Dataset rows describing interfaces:
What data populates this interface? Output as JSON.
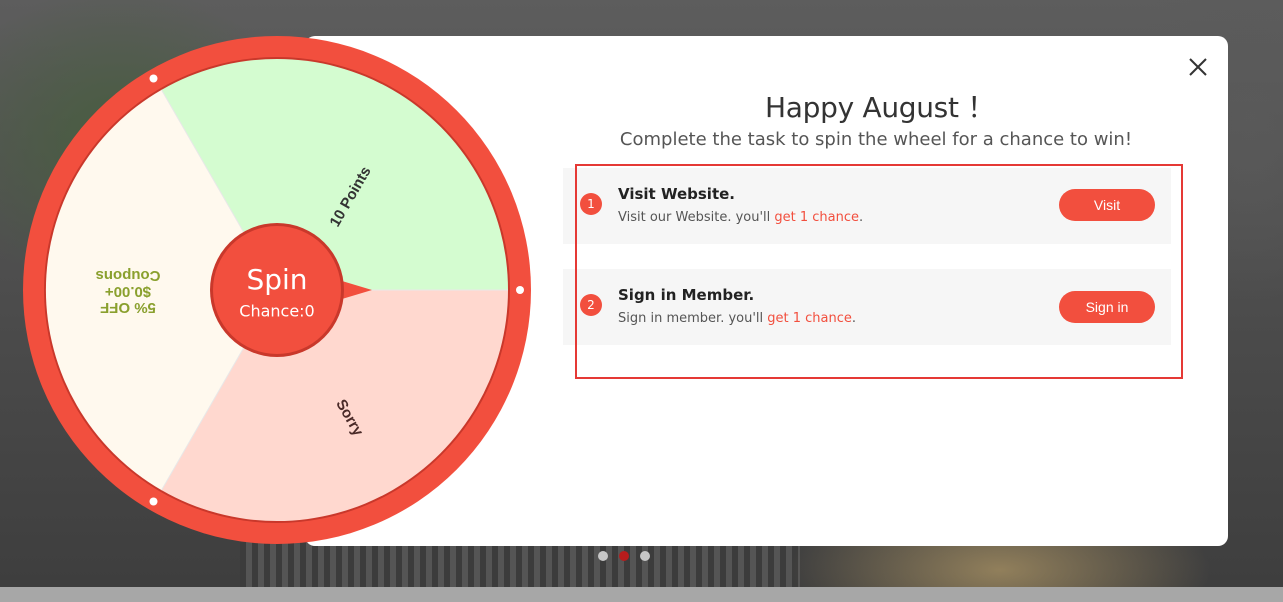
{
  "modal": {
    "title": "Happy August ！",
    "subtitle": "Complete the task to spin the wheel for a chance to win!"
  },
  "tasks": [
    {
      "number": "1",
      "title": "Visit Website.",
      "desc_prefix": "Visit our Website. you'll ",
      "desc_highlight": "get 1 chance",
      "desc_suffix": ".",
      "button": "Visit"
    },
    {
      "number": "2",
      "title": "Sign in Member.",
      "desc_prefix": "Sign in member. you'll ",
      "desc_highlight": "get 1 chance",
      "desc_suffix": ".",
      "button": "Sign in"
    }
  ],
  "wheel": {
    "spin_label": "Spin",
    "chance_label": "Chance:0",
    "segments": [
      {
        "label": "10 Points",
        "color": "#d4fcd0"
      },
      {
        "label": "Sorry",
        "color": "#ffd8cf"
      },
      {
        "label_lines": [
          "5% OFF",
          "$0.00+",
          "Coupons"
        ],
        "color": "#fff9ee"
      }
    ]
  },
  "carousel": {
    "active_index": 1,
    "count": 3
  },
  "colors": {
    "accent": "#f24f3e",
    "wheel_rim": "#f24f3e",
    "highlight_border": "#e53935"
  },
  "icons": {
    "close": "close-icon"
  }
}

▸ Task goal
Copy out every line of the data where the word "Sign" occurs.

▸ Answer below
      "title": "Sign in Member.",
      "desc_prefix": "Sign in member. you'll ",
      "button": "Sign in"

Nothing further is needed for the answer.